Get real. It’s been our plaintive cry to the fashion industry for SO very long.
Yet still, style is presented to women as something that only looks good on the young and the bony,
On the catwalk, creations are draped over bodies at least a third of the age and size of the women who have enough money to buy the label.
On the high street it’s less extreme, but the subliminal message is the same; our clothes look great if you already do. Their definition of a great-looking woman? One who has not been ravaged by time and has never allowed a Krispy Kreme donut to pass from lips to hips.
Shops, whose customers range from an eight to a 20, treat us like dummies. They clad their walls in images of slender young women wearing their gear - and dress up sleek mannequins, plastic people all moulded a size ten - three sizes smaller than the average British woman. Worse, they’ve taken the computer-generated shape of Lara Croft as inspiration.
Whatever is draped over them looks fabulous; we’re supposed to snatch a version of it in our size and dash to the ‘till like brain-washed zombies. But it doesn’t work. As soon as that garment slips over our eager form, we look in the mirror at belly and bum disturbing the line and we are gutted. Disappointed with ourselves for not being what clothes manufacturers expect. And angry with them for making us feel that way.
So, one big, broad-hipped hooray for Debenhams, who this week became the first high street retailer to permanently introduce size 16 mannequins - the UK’s most common size.
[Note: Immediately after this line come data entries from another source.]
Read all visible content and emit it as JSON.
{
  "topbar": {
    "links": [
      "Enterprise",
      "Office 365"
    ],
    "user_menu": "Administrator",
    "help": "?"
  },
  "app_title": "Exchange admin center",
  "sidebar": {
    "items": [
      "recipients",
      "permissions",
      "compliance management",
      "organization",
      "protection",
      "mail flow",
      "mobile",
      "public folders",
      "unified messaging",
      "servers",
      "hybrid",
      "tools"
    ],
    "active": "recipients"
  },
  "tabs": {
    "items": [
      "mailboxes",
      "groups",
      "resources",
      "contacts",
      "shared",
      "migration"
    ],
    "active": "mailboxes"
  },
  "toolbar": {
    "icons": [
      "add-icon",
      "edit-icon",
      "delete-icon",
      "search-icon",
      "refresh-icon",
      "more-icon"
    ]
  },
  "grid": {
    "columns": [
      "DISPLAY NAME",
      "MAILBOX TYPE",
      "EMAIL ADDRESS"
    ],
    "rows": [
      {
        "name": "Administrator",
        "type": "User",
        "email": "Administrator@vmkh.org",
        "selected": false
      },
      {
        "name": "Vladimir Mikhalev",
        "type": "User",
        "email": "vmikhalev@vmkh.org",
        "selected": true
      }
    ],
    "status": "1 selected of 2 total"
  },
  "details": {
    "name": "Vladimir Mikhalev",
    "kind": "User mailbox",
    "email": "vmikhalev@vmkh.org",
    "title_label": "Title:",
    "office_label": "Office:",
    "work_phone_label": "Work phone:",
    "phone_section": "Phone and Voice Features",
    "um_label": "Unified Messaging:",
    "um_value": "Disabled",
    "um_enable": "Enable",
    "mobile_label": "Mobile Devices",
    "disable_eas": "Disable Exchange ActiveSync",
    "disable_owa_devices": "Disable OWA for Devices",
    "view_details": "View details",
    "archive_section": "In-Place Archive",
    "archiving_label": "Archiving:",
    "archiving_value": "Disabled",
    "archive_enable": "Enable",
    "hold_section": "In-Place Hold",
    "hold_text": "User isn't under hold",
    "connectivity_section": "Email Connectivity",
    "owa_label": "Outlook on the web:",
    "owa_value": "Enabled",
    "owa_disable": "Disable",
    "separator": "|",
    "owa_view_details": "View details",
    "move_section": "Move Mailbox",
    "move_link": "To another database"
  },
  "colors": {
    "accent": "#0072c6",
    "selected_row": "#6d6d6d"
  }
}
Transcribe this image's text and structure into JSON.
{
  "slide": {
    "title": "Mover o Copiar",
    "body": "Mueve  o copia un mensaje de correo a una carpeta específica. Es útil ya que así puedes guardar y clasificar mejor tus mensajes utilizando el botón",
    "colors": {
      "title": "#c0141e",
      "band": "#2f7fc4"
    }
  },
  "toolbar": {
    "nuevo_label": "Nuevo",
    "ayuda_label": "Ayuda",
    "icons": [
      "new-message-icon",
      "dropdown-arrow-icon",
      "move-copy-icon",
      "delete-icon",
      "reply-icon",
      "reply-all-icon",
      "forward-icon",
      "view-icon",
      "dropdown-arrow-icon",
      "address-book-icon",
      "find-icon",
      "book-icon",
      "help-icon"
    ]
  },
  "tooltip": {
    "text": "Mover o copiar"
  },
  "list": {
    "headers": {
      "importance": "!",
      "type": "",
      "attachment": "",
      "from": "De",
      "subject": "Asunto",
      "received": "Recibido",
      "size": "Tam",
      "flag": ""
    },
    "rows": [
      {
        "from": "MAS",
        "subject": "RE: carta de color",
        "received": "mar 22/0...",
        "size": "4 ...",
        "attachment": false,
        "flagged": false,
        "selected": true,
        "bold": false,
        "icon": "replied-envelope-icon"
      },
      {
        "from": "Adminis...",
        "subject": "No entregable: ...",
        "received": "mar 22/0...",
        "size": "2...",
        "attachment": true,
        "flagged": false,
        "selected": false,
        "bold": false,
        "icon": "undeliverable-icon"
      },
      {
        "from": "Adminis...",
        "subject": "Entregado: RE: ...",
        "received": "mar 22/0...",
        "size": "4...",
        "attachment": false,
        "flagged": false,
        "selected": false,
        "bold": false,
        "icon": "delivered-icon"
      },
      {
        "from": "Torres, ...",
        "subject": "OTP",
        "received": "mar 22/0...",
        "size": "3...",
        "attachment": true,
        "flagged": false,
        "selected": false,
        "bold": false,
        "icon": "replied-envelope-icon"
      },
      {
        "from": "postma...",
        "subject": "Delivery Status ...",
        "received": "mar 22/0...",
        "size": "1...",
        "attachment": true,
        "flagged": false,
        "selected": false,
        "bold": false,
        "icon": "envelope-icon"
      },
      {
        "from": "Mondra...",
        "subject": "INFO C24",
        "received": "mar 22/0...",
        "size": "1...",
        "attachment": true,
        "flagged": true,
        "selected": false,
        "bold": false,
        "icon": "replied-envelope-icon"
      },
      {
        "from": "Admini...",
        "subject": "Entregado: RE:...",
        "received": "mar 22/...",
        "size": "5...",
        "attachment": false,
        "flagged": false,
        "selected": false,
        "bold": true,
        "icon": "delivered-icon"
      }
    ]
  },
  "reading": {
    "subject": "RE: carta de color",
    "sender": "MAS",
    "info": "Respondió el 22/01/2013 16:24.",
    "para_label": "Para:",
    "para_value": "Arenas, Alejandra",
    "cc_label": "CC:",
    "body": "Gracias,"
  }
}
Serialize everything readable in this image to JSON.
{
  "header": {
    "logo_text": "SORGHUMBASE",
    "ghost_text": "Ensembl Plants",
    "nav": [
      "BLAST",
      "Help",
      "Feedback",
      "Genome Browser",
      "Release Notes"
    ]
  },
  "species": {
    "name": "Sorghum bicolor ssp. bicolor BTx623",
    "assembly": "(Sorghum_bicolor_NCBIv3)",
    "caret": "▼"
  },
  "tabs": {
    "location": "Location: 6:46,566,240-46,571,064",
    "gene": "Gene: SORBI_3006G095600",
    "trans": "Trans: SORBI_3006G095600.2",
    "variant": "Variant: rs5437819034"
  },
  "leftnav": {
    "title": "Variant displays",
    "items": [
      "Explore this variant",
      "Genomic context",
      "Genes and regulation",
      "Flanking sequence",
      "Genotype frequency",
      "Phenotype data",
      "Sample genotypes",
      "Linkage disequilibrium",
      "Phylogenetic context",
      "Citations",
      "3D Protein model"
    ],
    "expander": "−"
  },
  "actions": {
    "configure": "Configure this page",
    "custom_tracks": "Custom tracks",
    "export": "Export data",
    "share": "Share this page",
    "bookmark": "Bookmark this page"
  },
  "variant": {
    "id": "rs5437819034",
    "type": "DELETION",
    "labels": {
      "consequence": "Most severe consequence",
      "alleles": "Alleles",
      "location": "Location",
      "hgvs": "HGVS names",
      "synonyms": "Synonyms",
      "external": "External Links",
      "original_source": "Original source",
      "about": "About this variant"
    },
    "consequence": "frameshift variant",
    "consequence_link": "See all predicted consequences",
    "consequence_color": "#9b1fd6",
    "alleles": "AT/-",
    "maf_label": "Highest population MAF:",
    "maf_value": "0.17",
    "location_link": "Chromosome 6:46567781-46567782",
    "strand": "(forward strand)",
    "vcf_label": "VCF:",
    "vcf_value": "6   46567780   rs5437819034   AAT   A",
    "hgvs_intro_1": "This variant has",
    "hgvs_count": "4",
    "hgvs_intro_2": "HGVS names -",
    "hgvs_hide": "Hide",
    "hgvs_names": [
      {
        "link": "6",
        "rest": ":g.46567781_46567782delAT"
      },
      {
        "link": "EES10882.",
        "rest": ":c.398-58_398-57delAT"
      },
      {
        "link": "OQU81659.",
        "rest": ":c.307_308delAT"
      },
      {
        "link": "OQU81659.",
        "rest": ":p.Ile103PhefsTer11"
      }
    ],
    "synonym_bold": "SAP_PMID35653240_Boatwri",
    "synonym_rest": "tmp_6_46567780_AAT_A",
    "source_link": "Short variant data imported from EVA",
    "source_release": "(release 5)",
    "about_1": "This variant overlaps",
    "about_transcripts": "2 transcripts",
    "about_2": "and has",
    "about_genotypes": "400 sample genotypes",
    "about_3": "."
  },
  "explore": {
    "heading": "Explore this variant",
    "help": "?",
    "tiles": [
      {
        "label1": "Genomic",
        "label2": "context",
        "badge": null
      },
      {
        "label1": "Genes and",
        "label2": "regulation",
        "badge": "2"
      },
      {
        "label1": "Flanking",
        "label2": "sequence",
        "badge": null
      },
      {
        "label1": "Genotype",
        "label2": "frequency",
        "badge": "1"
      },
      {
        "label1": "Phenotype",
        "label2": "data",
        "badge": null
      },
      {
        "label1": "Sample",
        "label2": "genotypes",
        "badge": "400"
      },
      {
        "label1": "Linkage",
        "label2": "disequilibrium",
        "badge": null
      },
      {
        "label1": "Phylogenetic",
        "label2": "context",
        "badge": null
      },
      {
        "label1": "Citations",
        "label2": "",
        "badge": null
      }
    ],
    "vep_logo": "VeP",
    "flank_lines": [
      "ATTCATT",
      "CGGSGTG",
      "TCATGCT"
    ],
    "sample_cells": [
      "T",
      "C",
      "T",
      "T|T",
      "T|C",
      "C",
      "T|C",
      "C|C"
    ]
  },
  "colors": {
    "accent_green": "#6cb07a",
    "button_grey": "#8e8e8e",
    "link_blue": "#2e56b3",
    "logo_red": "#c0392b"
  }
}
In a bid to boost body confidence, the new dummies will soon stand next to their size 10 sisters in all 170 UK stores.
At last, we will be able to see at a glance what how that nifty little number will look on the less than nifty us.
Debenhams are no dummies. The move will increase both loyalty and spending. Research shows women are three times more likely to buy clothes shown on models their size.